**Data**

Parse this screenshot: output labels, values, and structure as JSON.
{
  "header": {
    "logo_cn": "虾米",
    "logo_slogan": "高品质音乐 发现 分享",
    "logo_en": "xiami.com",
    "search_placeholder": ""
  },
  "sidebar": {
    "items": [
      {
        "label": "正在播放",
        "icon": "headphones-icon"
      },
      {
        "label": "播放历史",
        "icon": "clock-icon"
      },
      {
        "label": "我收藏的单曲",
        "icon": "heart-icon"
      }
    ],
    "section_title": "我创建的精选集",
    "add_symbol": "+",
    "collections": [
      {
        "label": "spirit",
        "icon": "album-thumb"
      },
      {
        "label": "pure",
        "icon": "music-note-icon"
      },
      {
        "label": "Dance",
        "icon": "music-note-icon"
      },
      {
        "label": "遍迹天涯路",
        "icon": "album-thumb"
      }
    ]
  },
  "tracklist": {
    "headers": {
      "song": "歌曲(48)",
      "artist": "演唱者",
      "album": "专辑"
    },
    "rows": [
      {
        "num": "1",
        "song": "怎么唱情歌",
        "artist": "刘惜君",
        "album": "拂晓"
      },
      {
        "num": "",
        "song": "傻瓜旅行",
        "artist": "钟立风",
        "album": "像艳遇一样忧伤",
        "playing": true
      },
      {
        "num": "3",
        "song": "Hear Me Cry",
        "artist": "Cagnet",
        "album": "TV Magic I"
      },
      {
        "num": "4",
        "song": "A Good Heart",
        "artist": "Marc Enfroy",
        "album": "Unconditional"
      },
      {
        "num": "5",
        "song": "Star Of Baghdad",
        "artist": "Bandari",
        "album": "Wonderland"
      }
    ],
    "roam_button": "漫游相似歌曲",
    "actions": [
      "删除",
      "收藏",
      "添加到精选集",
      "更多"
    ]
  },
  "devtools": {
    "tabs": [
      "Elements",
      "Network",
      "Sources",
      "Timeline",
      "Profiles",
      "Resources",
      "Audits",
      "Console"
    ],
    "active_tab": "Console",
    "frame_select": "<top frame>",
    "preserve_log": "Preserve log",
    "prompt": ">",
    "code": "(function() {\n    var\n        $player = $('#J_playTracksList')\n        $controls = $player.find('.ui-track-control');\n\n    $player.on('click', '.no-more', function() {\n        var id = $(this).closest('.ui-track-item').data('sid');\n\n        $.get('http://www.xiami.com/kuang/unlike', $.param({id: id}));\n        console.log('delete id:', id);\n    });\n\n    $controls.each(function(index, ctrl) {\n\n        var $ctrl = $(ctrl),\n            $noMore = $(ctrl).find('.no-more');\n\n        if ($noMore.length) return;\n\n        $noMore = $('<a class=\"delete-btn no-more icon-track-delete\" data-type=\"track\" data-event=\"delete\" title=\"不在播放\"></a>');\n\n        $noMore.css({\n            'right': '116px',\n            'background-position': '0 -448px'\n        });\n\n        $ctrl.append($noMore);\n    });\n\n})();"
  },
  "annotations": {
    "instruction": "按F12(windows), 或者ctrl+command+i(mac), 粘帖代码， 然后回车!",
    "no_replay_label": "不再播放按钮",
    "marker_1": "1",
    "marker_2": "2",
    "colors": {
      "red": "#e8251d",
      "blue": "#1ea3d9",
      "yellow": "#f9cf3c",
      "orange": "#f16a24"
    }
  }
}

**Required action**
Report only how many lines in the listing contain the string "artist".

**Answer to this exercise**
6